Any practice that brings a person into the present moment can be helpful. This may be focusing on your breath, a mantra, the weight of your body in a chair or how your feet feel on the floor. Moving mindfully from the present moment into a behavior that provides comfort, such as making a cup of tea or physically stretching, can also be helpful.
Profound quotes, passages from your favorite poems or even a simple phrase can center you and remind you to care for yourself. Here are a few quotes that might help you when times are difficult:
- “Love and compassion are necessities, not luxuries.
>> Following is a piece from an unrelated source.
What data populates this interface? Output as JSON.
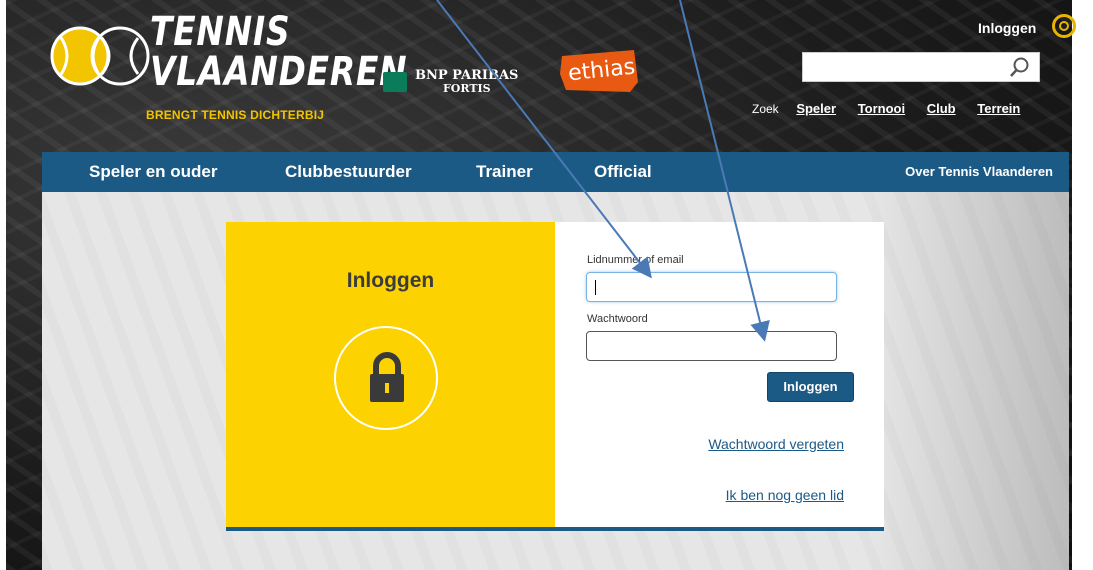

Without them, humanity cannot survive.” — Dalai Lama
- “How you love yourself is how you teach others to love you.” — Rupi Kaur
- “You are allowed to be both a masterpiece and a work in progress.” — Sophia Bush
- “Talk to yourself like someone you love.” — Brene Brown
- “Loving yourself has very little to do with how you feel about your outer self. It’s about accepting all of yourself.” — Tyra Banks
Starting Your Self-Love Journey
The Nobu app is a free mental health and wellness app that provides access to licensed therapists via messaging and live video plans. It can help you gain insight and reinforce evidence-based skills through curated journeys and journaling exercises. The app also provides access to a library of wellness content, including loving-kindness and self-compassion meditation tools.
Edited by – Jonathan Strum
Jonathan Strum graduated from the University of Nebraska Omaha with a Bachelor’s in Communication in 2017 and has been writing professionally ever since. Read more.
Written by – Audrey Howitt, LMFT
Audrey Howitt is a Marriage and Family Therapist licensed through the California Board of Behavioral Sciences. She has eight years of experience working with clients in a variety of fields including addiction, dual diagnoses, depression, anxiety… Read more.
Medically Reviewed by – Dr. Angela Phillips
Angela is a licensed therapist and clinical researcher, and has worked in public, private, government, and not-for-profit organizations, across clinical and research-oriented roles. Angela’s clinical and research experience has included suicide prevention, cognitive behavioral… Read more.
- Neff, Kristin. “The Role of Self-Compassion in Development: A Healthier Way to Relate to Oneself.” Human Development, June 2009. Accessed October 4, 2021
- Neff, Kristin. “Development and validation of a scale to measure self-compassion.” Self and Identity, 2003. Accessed October 6, 2021.
- Neff, Kristin. “Self-compassion Scale.” 2003. Accessed October 6, 2021.
- Tara Brach. “Resources ~ RAIN: Recognize, Allow, Investigate, Nurture.” (n.d.). Accessed October 6, 2021.